*EXERCISE:* Locate each line in the records containing "image". Copy it.

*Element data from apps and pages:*
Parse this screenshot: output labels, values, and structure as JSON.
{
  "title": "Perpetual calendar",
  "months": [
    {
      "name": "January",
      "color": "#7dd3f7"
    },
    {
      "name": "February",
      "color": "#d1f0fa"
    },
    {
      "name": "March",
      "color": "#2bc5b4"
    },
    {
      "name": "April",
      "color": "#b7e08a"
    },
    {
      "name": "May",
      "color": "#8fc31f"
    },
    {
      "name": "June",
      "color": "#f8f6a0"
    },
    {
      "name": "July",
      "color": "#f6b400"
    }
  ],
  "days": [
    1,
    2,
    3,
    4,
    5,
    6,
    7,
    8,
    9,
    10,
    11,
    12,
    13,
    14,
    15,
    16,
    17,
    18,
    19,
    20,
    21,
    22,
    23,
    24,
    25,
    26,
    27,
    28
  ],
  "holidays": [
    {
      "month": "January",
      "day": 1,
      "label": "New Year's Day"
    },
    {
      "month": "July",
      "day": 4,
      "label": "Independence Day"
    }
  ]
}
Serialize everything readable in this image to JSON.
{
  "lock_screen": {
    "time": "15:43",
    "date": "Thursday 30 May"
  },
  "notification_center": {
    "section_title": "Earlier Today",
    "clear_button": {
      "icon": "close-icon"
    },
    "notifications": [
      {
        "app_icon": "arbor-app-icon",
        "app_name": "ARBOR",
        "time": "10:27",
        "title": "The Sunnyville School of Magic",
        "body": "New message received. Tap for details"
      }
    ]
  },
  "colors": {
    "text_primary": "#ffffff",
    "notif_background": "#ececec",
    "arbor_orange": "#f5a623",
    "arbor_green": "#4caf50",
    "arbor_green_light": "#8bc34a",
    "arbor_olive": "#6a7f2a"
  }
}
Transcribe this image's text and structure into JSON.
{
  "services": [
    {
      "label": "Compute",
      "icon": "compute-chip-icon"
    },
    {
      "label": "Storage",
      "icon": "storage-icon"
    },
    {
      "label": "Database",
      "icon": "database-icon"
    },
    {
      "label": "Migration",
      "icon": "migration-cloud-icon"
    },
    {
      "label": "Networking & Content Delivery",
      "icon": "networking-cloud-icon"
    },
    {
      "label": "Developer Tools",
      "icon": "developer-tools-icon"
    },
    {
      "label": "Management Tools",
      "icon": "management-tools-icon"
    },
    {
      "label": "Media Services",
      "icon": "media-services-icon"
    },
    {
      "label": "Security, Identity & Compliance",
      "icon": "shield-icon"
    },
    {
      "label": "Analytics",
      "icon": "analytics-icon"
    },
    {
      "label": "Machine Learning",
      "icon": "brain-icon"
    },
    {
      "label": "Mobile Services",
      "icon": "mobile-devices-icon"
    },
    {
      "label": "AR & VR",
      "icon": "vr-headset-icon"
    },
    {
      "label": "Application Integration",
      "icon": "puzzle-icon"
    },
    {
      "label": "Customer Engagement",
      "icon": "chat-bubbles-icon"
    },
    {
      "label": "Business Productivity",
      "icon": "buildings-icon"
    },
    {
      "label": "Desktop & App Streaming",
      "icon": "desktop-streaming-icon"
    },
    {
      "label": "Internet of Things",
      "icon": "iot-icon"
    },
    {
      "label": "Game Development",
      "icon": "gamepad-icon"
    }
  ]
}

*RESULT OF THIS EXERCISE:*
Serialize everything readable in this image to JSON.
Transcribe this image's text and structure into JSON.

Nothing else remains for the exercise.